WORK TO BE COMPLETED
Every line that contains the word "title" should be copied from the records below.

PROVIDED INFORMATION

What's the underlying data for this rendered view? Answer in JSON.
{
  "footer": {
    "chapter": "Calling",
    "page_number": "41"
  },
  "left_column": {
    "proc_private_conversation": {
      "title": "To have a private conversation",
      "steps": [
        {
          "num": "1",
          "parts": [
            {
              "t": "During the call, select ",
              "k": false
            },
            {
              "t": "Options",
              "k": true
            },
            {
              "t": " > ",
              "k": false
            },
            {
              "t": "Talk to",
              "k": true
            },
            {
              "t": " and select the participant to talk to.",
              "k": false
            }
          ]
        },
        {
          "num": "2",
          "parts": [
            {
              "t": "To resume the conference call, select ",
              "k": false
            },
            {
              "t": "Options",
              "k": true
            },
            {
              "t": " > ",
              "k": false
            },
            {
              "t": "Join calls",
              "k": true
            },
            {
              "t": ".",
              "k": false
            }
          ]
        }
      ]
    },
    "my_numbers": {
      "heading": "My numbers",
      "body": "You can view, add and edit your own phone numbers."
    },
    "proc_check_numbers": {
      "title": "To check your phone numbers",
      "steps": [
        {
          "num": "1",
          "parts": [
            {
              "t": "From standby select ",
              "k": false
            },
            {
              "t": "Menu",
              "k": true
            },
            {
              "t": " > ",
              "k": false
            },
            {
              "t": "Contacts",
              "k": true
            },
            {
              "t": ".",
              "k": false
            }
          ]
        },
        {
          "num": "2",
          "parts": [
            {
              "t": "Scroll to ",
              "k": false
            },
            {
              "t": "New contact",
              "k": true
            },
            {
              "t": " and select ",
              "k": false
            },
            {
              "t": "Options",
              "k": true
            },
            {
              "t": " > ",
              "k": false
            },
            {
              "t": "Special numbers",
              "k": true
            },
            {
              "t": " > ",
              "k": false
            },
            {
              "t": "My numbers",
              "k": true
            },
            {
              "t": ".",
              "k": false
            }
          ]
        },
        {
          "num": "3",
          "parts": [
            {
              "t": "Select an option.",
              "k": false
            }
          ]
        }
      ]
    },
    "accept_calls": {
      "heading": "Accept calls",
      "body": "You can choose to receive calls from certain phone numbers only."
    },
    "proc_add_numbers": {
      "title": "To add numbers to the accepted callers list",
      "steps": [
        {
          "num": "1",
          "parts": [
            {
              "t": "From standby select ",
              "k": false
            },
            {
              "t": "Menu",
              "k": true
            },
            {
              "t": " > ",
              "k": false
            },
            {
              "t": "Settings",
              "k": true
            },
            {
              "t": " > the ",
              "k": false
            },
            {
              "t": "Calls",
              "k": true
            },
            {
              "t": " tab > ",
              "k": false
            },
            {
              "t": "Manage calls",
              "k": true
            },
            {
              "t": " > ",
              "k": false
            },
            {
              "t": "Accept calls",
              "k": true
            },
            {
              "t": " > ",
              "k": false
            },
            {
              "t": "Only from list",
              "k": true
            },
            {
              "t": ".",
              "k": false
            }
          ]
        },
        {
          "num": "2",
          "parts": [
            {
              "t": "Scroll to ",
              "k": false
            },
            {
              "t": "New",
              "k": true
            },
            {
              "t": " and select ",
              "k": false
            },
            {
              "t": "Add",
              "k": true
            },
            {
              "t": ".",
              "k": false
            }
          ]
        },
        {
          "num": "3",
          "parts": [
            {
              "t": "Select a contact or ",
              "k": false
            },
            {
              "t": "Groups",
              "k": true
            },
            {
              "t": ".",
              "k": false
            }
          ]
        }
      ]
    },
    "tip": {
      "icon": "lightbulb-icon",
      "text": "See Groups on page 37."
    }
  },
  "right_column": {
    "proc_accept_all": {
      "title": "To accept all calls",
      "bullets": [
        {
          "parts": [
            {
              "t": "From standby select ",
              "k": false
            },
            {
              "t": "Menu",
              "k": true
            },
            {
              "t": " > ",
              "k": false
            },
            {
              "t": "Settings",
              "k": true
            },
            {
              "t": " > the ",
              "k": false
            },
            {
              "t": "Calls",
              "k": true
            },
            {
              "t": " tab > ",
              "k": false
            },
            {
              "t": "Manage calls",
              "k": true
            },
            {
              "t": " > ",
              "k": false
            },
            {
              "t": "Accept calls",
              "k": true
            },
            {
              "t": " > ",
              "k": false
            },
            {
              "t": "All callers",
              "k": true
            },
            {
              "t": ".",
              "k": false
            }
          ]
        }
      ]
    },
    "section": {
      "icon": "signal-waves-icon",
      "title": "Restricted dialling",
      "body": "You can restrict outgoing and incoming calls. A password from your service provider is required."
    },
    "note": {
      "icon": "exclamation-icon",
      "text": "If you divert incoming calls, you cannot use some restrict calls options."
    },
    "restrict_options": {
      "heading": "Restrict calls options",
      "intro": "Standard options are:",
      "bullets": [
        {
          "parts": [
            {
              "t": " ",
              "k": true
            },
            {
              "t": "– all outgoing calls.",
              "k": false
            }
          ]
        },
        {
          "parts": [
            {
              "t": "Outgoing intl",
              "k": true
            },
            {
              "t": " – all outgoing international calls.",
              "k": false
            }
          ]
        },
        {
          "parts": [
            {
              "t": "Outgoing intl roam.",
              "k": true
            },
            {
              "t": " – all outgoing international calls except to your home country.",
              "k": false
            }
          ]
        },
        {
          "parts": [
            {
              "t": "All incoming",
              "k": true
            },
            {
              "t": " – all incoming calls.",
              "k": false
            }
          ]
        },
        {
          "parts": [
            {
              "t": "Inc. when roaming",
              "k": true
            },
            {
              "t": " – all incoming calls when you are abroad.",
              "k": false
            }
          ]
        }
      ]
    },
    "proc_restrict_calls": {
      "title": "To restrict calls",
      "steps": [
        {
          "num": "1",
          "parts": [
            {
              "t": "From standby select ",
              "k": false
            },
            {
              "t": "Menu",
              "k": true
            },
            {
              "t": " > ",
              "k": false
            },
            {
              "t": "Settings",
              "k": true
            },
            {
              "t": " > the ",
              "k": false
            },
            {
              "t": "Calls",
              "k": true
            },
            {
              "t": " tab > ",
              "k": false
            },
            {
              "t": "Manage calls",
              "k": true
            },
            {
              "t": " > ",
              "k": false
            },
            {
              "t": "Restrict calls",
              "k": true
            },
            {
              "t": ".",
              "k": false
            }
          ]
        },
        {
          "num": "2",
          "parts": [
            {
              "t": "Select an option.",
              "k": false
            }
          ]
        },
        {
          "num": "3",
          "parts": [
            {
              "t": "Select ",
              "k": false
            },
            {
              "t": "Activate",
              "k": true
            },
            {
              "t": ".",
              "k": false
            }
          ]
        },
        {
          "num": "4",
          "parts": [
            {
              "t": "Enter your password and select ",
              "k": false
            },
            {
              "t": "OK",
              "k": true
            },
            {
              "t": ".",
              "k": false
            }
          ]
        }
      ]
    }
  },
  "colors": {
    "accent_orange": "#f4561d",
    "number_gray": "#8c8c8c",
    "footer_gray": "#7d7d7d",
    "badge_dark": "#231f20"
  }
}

OUTPUT
      "title": "To have a private conversation",
      "title": "To check your phone numbers",
      "title": "To add numbers to the accepted callers list",
      "title": "To accept all calls",
      "title": "Restricted dialling",
      "title": "To restrict calls",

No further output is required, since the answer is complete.